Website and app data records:

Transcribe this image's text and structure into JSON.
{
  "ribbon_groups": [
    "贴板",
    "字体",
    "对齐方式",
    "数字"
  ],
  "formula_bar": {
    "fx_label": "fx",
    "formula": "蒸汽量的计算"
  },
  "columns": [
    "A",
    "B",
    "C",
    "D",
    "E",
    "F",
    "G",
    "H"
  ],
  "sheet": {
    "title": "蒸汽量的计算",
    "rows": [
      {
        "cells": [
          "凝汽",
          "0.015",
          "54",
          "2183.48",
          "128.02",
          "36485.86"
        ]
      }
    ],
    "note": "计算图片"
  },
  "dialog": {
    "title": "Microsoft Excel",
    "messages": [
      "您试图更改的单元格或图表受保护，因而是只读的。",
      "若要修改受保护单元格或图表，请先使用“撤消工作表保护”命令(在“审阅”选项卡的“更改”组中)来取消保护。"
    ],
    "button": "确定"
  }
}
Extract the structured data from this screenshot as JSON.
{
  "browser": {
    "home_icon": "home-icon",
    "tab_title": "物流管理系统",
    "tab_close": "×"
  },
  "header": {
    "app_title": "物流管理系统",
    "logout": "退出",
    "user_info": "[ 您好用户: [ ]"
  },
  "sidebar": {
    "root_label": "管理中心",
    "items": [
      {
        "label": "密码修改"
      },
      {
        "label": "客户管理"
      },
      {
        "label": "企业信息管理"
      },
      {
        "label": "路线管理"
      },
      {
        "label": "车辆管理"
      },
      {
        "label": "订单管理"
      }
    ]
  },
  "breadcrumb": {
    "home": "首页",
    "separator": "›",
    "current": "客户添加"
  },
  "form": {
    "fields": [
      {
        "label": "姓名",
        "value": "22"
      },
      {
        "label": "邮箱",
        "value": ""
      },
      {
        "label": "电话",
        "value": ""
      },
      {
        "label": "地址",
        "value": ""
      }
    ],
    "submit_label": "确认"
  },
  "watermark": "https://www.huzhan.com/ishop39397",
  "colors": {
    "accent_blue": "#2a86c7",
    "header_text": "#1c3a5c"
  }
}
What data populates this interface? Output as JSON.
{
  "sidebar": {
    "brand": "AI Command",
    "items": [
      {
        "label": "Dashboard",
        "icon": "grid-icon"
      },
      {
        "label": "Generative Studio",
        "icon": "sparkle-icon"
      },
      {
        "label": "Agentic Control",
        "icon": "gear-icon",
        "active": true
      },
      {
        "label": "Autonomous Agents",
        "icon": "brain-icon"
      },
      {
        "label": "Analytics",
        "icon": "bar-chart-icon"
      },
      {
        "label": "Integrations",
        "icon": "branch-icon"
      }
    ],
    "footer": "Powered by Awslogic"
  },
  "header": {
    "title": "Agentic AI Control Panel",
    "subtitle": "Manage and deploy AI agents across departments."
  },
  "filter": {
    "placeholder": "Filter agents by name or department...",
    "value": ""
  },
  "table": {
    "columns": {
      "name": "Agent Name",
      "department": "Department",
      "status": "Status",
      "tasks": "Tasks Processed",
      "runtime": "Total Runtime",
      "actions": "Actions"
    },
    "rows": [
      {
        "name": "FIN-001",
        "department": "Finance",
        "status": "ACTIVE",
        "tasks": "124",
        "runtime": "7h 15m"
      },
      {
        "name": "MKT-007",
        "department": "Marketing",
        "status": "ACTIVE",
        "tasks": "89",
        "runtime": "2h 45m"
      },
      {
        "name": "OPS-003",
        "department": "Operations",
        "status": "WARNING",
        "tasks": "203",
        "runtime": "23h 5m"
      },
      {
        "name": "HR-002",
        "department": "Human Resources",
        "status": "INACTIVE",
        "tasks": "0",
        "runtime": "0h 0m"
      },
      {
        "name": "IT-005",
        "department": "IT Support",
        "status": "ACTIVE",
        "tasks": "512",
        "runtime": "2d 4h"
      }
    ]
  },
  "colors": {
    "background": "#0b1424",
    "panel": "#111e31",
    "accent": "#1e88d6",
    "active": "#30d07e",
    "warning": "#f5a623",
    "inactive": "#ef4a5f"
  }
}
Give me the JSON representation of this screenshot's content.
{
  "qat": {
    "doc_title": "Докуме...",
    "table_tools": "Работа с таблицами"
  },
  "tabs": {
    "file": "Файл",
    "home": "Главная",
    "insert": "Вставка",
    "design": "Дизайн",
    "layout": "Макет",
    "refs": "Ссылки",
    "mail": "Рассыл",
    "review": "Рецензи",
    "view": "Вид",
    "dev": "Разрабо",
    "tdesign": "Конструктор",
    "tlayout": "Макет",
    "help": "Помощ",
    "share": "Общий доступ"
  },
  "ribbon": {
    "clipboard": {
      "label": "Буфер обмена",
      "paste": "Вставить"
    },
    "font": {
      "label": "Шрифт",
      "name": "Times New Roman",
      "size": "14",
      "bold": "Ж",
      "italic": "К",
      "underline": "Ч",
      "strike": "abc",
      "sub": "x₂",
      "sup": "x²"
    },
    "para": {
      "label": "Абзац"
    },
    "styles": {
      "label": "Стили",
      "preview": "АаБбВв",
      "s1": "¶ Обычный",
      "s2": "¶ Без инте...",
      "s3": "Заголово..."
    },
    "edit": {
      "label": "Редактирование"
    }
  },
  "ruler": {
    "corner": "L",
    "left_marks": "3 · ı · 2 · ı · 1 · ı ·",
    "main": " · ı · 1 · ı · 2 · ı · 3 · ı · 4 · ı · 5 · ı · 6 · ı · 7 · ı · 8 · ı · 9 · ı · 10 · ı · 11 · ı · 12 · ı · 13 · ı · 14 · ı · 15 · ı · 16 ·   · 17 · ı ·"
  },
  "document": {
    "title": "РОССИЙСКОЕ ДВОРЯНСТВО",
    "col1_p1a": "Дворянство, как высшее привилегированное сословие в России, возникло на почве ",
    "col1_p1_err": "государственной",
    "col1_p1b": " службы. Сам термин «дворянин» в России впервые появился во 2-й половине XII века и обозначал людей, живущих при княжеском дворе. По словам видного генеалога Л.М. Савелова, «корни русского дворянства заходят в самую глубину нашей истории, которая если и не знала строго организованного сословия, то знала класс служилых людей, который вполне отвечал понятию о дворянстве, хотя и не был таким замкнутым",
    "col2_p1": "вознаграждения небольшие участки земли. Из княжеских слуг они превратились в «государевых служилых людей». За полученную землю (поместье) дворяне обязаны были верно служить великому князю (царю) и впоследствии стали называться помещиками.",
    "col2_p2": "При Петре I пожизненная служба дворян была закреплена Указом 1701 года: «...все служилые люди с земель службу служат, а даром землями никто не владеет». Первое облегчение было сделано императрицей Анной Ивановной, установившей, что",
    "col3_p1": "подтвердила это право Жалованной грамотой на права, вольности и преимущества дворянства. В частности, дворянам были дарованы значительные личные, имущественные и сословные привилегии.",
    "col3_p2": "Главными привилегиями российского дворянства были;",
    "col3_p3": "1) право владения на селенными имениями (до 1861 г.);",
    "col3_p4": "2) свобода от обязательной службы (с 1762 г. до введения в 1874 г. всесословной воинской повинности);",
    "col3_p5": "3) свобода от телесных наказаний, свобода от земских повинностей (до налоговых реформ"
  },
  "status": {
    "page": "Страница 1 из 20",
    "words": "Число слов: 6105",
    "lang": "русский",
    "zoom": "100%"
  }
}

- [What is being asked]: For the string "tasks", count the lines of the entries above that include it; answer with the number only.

- [Output of the exercise]: 6